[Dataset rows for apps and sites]
=====

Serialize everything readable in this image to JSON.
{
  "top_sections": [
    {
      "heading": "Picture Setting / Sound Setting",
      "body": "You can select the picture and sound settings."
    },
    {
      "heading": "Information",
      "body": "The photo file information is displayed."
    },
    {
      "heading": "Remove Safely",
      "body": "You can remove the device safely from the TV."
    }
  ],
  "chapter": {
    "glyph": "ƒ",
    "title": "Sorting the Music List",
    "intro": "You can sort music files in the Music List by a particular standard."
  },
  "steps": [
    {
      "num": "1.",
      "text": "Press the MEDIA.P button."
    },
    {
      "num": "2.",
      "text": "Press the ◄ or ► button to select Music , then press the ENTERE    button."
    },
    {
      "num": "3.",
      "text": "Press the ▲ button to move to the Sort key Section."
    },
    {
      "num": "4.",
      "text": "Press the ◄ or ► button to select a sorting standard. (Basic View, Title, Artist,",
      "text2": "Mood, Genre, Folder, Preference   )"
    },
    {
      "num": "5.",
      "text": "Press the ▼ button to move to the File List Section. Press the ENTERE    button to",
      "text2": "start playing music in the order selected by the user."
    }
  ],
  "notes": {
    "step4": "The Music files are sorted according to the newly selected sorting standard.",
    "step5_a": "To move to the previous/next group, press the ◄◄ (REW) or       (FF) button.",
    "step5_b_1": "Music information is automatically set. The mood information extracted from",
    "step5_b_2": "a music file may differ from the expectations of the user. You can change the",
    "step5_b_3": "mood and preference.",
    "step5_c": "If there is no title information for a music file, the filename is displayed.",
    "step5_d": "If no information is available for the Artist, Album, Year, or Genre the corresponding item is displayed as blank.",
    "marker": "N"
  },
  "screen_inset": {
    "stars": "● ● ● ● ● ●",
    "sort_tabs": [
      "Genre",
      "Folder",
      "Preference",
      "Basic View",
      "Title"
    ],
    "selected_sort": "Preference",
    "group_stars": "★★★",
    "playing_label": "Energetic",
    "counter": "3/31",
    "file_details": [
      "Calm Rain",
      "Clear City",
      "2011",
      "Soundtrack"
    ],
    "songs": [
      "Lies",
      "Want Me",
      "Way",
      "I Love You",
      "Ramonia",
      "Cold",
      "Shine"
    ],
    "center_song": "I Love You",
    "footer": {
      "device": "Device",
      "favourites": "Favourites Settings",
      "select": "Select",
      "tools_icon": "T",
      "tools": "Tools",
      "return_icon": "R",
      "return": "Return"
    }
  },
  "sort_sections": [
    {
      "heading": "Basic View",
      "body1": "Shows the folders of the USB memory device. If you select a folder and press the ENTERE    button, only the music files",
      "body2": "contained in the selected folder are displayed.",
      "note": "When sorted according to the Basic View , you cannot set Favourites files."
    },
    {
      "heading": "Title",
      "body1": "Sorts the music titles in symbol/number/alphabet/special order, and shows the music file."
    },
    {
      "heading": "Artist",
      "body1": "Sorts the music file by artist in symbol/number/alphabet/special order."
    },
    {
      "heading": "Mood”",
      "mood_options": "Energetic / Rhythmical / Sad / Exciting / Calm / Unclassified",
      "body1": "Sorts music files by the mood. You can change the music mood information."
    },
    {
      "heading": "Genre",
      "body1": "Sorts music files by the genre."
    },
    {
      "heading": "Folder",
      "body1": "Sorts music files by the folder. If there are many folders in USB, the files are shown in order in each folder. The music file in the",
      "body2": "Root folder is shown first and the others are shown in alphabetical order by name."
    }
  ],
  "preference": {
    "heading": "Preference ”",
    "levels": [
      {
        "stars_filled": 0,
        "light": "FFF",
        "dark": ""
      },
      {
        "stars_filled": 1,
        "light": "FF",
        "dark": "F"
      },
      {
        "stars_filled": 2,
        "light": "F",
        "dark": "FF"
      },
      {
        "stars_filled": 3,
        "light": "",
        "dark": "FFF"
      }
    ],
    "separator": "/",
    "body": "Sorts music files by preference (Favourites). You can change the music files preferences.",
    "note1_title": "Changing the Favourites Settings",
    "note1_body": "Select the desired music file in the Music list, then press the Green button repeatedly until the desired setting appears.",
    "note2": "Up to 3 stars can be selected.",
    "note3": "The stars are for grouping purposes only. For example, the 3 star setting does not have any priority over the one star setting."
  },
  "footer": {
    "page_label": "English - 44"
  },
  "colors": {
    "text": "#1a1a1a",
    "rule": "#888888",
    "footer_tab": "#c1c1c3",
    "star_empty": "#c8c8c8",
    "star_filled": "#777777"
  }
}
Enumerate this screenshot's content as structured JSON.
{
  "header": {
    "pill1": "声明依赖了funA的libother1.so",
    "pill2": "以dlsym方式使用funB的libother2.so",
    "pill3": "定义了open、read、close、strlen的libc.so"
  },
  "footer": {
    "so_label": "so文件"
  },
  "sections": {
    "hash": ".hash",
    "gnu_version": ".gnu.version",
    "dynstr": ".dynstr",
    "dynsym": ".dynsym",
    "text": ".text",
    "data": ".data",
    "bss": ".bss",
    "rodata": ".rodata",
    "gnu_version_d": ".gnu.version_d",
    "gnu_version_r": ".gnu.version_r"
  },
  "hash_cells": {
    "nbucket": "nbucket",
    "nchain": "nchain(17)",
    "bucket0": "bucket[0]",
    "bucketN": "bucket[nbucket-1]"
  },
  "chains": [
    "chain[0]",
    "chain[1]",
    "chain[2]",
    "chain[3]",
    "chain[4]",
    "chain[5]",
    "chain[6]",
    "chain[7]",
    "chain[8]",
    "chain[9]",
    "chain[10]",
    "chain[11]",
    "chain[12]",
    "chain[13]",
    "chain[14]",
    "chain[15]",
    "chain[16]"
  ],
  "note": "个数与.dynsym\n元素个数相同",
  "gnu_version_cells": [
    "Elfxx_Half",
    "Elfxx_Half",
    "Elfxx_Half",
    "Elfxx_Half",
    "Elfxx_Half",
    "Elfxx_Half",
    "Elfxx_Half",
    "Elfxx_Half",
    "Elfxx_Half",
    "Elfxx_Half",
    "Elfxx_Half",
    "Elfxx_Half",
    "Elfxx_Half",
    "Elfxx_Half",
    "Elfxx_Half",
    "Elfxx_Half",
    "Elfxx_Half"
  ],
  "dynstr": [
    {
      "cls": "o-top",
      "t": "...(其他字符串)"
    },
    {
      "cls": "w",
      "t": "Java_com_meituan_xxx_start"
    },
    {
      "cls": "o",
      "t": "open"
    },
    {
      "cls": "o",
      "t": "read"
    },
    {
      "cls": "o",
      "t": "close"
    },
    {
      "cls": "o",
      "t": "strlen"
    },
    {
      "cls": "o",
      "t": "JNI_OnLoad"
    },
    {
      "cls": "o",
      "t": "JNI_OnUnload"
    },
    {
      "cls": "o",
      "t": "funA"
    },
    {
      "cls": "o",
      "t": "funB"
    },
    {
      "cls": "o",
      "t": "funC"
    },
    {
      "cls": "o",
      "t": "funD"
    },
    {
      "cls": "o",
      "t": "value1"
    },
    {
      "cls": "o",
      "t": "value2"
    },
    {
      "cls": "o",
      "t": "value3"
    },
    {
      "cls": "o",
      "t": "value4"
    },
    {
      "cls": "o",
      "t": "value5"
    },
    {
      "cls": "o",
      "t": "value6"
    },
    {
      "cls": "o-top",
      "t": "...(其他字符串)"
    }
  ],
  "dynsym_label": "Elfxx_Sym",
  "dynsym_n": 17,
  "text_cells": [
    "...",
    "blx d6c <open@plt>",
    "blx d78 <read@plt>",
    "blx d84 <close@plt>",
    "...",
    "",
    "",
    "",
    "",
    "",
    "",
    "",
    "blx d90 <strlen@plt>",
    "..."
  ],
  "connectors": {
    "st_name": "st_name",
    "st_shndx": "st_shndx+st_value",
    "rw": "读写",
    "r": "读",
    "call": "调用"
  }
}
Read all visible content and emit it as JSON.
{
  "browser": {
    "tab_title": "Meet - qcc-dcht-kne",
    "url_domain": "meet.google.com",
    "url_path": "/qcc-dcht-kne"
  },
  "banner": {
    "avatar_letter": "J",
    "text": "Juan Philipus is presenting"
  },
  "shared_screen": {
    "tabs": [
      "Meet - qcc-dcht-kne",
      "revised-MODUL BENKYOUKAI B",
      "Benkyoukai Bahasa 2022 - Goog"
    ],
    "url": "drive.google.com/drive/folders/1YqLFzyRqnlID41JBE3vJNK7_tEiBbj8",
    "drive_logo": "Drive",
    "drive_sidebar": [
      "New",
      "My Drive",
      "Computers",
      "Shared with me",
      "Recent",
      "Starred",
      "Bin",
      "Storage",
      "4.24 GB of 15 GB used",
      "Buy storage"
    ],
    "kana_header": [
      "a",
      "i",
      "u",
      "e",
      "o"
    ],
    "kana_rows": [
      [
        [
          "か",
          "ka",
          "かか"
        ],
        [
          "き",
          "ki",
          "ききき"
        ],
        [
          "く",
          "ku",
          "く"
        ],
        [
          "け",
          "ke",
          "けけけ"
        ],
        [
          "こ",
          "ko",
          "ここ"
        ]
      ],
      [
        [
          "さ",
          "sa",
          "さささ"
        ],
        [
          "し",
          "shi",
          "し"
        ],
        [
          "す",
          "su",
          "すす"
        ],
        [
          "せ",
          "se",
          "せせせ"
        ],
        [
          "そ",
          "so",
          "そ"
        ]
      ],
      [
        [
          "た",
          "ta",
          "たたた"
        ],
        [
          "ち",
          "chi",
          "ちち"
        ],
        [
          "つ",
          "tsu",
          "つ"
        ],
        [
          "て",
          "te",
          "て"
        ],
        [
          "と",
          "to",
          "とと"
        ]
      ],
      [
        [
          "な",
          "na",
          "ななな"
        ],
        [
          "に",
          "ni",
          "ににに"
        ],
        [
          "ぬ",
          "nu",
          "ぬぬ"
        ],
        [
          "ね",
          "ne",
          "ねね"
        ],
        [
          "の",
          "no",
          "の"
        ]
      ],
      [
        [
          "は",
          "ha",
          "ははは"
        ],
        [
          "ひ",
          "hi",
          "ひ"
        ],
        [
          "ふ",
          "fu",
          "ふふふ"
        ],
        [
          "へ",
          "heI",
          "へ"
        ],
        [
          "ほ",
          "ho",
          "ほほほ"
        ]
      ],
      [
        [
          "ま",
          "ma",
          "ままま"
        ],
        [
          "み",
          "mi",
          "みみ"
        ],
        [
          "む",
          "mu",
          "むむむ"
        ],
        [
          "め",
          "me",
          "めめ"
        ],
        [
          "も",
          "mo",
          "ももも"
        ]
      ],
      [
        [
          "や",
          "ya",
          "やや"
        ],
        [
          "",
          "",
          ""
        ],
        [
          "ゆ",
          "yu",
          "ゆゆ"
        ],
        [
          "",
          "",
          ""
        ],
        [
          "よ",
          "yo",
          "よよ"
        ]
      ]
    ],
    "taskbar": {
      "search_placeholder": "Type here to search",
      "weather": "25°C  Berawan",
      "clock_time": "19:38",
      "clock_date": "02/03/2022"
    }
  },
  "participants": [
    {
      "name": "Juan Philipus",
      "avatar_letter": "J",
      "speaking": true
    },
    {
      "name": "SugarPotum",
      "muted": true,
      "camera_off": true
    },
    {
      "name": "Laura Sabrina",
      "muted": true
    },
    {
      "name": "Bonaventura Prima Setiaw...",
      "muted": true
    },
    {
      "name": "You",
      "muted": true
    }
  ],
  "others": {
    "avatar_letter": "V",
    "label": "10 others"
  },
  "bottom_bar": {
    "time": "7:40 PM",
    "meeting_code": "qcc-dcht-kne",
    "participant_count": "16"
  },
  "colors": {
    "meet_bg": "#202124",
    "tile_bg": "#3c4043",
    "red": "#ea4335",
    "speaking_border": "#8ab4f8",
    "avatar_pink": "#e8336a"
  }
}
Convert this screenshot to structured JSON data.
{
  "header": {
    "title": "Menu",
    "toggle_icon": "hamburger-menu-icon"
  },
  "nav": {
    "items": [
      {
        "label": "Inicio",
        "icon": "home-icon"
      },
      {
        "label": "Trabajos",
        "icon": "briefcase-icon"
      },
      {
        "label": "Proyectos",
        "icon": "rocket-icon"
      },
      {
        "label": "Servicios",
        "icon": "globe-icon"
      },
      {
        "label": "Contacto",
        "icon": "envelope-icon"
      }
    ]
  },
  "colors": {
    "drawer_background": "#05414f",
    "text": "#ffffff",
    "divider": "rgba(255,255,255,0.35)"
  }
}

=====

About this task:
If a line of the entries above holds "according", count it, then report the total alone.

Output of the task:
2